Why Big Pharma's $15B International Tax Dodge Is Coming To an End

AstraZeneca (AZN) reached a $783 million settlement with British authorities that covers 15 years of taxes it never paid. The deal exposes the way Big Pharma juggles its money to avoid taxes, often by parking figleaf assets in foreign countries better known for their vacation resorts than research facilities.

It also illustrates why this kind of behavior is coming to an end as governments, strapped for cash in the recession, wake up to the $15.5 billion they're missing out on thanks to international tax dodging.

Here's how it works. One of AZ's biggest selling drugs is Crestor, the anti-cholesterol medicine. AZ makes $4.5 billion a year selling this drug. It's well known that the drug was discovered in Japan and then licensed to AZ, which is based in the U.K. The biggest market for Crestor is in the U.S.

So why were the legal rights to Crestor registered in Puerto Rico way back in 1999? It's not because of the nice weather. The migraine drug Zomig and the cancer treatment Faslodex are registered there. Unsurprisingly, it's because there are tax advantages to pretending that the greatest drug AZ ever brought to market comes from the land of Bacardi.

These tax dodges tend to be complicated in practice but are simple to understand in principle: A company leaves its cash or assets in a low-tax jurisdiction and then sets up a scheme to repatriate the cash to the U.S. or U.K., where it's actually being spent, without paying taxes on it.

Under U.S. law, cash from foreign subsidiaries is taxed for the obvious reason that if it wasn't, all companies would park their money offshore and nobody would pay any tax. Which is what several large companies have recently tried to do:

Transfer pricing This explains why, for instance, Bayer pays about 29.3 percent of its revenues in tax whereas Novartis pays only 14 percent, even though they're in the same business and sell in similar markets.

Companies barely even pretend they're not doing it. Pricewaterhouse Coopers has an entire practice dedicated to finagling foreign tax laws for drug companies. It publishes news letters with titles such as, "Generating cash from Irish R&D activities" and "Revised OECD transfer pricing guidelines respond to business concerns on key issue."

Governments are finally waking up. The IRS has made it clear that it is going after as many drug tax vacation deals as it can find. The FT reports that as much as $15.5 billion of corporate money goes untaxed via transfer pricing every year.

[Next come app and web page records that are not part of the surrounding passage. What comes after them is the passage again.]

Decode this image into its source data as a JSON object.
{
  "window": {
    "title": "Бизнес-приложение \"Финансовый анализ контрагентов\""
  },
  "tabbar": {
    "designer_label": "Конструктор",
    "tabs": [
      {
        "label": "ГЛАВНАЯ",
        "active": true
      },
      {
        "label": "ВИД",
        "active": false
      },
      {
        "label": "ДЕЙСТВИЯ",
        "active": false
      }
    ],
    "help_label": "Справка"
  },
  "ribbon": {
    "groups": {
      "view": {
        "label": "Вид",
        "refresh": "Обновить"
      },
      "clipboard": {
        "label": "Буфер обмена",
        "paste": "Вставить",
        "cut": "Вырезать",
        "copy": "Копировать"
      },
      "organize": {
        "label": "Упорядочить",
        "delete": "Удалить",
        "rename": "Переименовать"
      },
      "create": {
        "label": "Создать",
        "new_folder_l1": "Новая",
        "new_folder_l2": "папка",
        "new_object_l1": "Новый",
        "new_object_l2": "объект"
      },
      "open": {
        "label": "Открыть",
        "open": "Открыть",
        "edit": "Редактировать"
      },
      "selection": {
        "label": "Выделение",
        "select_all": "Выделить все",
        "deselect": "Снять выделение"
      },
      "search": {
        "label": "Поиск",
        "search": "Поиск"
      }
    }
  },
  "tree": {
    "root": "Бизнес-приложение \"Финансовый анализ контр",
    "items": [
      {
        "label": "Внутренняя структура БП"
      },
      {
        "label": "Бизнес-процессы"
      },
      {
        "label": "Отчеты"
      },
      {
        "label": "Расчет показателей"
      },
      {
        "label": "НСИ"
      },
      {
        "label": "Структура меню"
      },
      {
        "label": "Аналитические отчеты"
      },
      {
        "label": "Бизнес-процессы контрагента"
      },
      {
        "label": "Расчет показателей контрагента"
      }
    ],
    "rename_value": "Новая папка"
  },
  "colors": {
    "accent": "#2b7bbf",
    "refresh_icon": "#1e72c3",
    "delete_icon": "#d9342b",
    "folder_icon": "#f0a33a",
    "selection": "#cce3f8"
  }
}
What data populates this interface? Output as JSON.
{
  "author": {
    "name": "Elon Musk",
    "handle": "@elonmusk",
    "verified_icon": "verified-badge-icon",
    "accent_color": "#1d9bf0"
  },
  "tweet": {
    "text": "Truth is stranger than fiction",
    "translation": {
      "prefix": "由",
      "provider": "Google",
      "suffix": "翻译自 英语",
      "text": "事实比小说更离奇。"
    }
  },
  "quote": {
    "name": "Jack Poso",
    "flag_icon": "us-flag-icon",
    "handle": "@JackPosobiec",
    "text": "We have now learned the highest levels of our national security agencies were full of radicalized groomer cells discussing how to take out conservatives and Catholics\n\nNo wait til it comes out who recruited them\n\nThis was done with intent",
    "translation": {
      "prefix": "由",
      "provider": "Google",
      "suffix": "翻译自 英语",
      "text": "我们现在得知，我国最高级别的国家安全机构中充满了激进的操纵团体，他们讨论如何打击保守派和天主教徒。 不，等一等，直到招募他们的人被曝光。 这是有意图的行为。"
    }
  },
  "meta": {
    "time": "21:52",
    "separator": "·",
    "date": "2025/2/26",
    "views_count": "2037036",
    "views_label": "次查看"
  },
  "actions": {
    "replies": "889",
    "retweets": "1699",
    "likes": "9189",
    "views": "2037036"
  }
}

Next on the agenda: Pfizer (PFE), whose books for 2006 through 2008 are currently being audited. I wonder what the tax auditors will find?